Resprouting of saplings following a tropical rainforest fire in north-east of Queensland, Australia
Marrinan, Matthew M., Edwards, Will, and Landsberg, Jill (2005) Resprouting of saplings following a tropical rainforest fire in north-east of Queensland, Australia. Austral Ecology, 30 (8). pp. 817-826.
|PDF (Published Version) - Repository staff only - Requires a PDF viewer such as GSview, Xpdf or Adobe Acrobat Reader|
View at Publisher Website: http://dx.doi.org/10.1111/j.1442-9993.20...
In 2002, fire burnt areas of Mesophyll- and Notophyll Vine Forest in the Smithfield Conservation Park near Cairns, Australia. We assessed the ability of rainforest plant species to persist through fire via resprouting. Natural rates of mortality and resprouting in unburnt areas were assessed for all saplings (stems < 2 m) via 13, 2 × 50 m belt transects, and compared to estimates of mortality and resprouting in 26 transects in burnt areas. We also tested the resprouting ability per-individual stem of each species against all other stems with which it co-occurred. Totals of 1242 stems (138 species) were sampled in burnt transects and 503 stems (95 species) in unburnt transects (total number of unique species = 169). There was no difference in the number of stems existing prior to the fire in burnt and unburnt areas when expressed on a per-sample area basis. Resprouting from basal shoots and root suckers was significantly greater in burnt than in unburnt areas, but rates of stem sprouting were not different. In burnt areas 72 species were tested for resprouting ability and most (65/72) resprouted at similar rates. All species analysed contained individuals that resprouted. The resprouting response of five species was significantly lower, and in two species was significantly higher. For these species especially, fire may act as a mechanism altering relative abundances. The fire coincided with an extreme El Niño event. Current predictions indicate El Niño conditions may become increasingly common, suggesting fire events within rainforest could become more frequent. Resprouting as a general phenomenon of rainforest species, and differential resprouting ability between species should therefore be an important consideration in assessing the potential path of vegetation change in rainforests after fire.

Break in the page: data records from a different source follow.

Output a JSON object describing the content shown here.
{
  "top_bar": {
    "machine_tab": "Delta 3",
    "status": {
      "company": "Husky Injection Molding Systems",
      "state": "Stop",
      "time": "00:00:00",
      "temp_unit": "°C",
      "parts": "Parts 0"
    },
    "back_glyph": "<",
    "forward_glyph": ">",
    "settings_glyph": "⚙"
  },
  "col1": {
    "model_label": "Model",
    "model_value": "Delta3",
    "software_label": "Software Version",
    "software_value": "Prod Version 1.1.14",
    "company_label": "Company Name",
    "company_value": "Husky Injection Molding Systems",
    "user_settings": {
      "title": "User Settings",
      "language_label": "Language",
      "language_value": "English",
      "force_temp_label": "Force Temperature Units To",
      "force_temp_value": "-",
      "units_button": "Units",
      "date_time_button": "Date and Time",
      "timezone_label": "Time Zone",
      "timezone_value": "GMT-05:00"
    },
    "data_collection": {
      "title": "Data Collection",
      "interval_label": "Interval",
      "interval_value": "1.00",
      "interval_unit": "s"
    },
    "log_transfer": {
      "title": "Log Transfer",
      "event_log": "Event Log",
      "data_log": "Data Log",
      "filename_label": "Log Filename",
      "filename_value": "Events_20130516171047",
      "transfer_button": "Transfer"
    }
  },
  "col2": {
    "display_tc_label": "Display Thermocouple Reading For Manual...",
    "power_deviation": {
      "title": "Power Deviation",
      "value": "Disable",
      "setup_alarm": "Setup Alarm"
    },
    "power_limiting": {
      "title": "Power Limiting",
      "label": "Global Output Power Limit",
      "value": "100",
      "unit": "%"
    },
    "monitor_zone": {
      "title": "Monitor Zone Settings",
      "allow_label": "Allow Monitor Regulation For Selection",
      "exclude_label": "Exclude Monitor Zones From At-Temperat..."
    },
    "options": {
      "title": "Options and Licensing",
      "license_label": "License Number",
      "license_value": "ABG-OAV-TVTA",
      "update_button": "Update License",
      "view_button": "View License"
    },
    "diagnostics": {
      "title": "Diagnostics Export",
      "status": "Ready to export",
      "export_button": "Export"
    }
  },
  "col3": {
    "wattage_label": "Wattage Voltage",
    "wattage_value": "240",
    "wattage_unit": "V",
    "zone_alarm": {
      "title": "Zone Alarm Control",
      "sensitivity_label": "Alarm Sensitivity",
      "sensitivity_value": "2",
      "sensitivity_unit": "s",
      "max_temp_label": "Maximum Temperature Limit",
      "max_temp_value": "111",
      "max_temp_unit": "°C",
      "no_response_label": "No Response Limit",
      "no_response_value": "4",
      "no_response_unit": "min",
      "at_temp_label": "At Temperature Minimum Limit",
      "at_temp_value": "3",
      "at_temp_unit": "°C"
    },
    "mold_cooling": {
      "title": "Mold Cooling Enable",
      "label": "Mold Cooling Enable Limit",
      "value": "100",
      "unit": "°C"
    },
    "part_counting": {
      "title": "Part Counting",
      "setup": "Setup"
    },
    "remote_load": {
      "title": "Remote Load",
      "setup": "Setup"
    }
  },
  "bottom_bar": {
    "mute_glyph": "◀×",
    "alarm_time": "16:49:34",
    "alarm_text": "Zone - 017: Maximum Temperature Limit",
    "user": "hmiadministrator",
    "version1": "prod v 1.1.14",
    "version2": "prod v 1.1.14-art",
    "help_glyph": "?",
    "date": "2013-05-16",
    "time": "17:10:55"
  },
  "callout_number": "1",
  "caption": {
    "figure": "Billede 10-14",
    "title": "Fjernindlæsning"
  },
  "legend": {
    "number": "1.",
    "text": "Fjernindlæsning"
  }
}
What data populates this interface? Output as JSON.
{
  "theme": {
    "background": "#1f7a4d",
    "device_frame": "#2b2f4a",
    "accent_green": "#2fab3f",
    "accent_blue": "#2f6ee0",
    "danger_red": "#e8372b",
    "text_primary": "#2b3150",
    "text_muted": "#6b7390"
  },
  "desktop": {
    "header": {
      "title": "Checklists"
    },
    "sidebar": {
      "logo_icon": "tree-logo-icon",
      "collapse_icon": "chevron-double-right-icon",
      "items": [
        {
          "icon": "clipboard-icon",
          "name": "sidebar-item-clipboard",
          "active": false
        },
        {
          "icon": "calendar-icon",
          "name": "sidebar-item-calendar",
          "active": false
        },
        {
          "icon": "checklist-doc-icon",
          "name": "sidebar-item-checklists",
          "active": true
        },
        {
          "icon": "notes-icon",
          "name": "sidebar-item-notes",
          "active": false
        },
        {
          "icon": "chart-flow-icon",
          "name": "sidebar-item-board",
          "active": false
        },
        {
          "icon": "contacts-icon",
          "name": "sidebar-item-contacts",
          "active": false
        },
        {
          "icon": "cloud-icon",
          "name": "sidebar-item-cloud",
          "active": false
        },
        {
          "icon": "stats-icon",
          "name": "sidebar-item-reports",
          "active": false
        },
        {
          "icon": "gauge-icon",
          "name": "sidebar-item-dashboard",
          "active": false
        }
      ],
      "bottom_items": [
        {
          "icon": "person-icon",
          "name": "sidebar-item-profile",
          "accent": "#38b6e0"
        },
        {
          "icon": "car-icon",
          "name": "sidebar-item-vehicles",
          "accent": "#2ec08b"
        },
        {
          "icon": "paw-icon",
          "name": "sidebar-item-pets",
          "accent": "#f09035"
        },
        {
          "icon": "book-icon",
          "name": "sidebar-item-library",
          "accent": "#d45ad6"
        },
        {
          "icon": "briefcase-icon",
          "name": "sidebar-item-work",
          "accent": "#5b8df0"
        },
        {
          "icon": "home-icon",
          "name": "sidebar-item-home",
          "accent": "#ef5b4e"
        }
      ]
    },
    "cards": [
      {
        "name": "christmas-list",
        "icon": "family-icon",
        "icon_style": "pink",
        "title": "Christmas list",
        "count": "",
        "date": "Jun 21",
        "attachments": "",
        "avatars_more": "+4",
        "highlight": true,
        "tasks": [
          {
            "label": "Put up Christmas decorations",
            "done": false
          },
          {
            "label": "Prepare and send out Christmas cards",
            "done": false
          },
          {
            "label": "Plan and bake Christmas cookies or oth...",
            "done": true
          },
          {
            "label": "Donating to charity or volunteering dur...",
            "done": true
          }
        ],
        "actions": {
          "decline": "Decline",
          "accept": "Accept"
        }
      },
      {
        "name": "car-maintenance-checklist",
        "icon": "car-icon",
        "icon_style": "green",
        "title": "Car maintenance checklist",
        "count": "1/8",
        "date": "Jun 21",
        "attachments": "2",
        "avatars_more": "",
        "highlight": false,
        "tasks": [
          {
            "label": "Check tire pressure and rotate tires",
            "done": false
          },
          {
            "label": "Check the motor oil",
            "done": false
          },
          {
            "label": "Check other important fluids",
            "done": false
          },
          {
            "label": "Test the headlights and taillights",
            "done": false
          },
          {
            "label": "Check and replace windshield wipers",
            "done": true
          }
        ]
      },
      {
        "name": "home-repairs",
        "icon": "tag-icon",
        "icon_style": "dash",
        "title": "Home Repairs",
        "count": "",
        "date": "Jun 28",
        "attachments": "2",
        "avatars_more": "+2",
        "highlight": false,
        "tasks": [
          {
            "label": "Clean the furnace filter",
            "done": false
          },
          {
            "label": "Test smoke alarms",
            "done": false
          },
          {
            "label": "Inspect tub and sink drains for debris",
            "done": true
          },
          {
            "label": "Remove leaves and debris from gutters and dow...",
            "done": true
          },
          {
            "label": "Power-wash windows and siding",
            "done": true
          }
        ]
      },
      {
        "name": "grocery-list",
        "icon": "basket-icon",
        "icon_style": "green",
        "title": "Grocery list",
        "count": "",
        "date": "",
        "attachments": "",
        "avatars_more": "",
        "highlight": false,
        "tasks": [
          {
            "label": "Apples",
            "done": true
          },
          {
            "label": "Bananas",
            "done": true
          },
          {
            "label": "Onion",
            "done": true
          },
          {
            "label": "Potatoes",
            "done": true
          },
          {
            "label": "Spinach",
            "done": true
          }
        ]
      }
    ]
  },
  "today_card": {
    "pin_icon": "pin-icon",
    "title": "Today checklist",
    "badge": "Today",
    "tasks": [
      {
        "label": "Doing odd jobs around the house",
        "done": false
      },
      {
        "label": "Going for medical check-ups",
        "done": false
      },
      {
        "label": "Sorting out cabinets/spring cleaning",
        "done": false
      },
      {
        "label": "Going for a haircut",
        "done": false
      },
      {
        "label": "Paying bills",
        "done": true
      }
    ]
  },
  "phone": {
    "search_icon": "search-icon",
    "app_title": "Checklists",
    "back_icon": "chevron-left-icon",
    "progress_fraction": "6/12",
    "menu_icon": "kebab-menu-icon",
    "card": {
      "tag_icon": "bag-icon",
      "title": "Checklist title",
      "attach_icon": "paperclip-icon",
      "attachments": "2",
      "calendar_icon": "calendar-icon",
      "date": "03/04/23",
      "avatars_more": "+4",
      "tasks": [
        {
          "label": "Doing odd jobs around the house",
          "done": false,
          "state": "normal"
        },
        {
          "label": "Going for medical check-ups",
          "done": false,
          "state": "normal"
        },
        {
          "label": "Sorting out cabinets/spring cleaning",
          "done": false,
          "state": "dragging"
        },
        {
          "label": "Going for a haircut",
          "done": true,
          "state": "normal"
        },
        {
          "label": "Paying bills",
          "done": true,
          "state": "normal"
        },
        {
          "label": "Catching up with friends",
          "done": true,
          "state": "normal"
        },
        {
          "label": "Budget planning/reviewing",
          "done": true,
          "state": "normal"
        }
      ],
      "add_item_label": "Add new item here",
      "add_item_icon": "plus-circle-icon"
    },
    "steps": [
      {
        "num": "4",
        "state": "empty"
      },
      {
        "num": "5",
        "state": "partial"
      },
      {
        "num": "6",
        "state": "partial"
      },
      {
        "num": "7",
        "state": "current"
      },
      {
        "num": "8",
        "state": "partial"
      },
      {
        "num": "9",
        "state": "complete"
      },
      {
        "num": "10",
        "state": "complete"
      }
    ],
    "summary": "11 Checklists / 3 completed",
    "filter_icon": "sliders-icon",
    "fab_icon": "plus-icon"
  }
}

|Item Type:||Article (Refereed Research - C1)|
|Keywords:||Australia; El Nino; fire; rainforest; resprouting|
|FoR Codes:||06 BIOLOGICAL SCIENCES > 0602 Ecology > 060208 Terrestrial Ecology @ 50%|
06 BIOLOGICAL SCIENCES > 0603 Evolutionary Biology > 060302 Biogeography and Phylogeography @ 25%
06 BIOLOGICAL SCIENCES > 0699 Other Biological Sciences > 069902 Global Change Biology @ 25%
|SEO Codes:||96 ENVIRONMENT > 9608 Flora, Fauna and Biodiversity > 960806 Forest and Woodlands Flora, Fauna and Biodiversity @ 51%|
96 ENVIRONMENT > 9605 Ecosystem Assessment and Management > 960506 Ecosystem Assessment and Management of Fresh, Ground and Surface Water Environments @ 49%
|Deposited On:||23 Dec 2009 15:54|
|Last Modified:||18 Oct 2013 00:43|
Last 12 Months: 0
|Citation Counts with External Providers:|
Repository Staff Only: item control page